▸ **Task to complete**
Each line of the records that holds "data" should be shown in full.

---+---

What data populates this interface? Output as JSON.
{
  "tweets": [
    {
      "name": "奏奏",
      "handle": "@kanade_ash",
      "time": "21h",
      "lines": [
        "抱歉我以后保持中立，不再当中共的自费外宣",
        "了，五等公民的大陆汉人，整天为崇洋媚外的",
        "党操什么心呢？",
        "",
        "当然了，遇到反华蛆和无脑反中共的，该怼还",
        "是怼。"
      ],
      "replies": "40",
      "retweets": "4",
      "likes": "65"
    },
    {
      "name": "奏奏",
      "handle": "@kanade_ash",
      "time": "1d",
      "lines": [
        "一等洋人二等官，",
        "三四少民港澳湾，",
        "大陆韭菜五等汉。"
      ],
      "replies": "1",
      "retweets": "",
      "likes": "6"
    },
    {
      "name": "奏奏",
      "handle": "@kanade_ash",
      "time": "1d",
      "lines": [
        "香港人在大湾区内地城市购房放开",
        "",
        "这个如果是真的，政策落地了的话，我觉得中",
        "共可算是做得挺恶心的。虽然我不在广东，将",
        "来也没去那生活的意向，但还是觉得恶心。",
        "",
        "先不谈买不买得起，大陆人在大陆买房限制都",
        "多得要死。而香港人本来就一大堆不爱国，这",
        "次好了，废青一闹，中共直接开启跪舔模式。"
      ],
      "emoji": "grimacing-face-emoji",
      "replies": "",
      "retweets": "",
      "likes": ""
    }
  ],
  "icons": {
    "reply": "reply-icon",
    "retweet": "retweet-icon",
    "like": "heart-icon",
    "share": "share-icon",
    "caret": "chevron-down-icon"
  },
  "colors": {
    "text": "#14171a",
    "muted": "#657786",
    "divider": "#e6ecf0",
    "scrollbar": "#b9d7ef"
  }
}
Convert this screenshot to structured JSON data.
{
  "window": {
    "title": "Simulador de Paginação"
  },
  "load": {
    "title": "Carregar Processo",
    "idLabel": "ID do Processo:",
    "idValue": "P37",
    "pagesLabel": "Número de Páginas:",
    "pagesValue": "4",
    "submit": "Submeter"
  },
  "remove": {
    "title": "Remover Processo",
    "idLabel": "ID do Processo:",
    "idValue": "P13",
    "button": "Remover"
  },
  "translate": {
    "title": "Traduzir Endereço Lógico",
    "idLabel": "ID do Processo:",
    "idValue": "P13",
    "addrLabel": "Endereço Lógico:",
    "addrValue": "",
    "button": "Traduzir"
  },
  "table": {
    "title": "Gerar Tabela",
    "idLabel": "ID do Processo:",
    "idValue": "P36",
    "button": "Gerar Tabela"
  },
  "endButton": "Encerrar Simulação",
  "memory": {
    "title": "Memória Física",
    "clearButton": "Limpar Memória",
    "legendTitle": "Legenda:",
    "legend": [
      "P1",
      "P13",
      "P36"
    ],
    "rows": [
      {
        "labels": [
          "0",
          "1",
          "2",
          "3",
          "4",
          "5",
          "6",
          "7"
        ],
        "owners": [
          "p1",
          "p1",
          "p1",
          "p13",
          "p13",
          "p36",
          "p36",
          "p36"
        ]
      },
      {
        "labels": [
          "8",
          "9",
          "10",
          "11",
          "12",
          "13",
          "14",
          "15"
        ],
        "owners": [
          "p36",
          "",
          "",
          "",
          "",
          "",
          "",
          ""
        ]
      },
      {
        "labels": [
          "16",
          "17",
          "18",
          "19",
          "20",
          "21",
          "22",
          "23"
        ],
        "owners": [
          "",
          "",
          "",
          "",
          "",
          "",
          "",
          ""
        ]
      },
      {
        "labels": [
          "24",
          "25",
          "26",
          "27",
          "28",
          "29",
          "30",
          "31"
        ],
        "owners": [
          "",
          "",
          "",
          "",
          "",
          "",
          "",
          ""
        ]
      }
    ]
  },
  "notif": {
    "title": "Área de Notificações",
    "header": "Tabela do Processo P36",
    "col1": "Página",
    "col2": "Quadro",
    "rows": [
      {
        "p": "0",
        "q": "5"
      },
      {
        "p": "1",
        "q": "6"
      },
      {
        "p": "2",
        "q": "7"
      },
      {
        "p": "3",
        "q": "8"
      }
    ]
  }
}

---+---

▸ **Answer space**
What data populates this interface? Output as JSON.
Convert this screenshot to structured JSON data.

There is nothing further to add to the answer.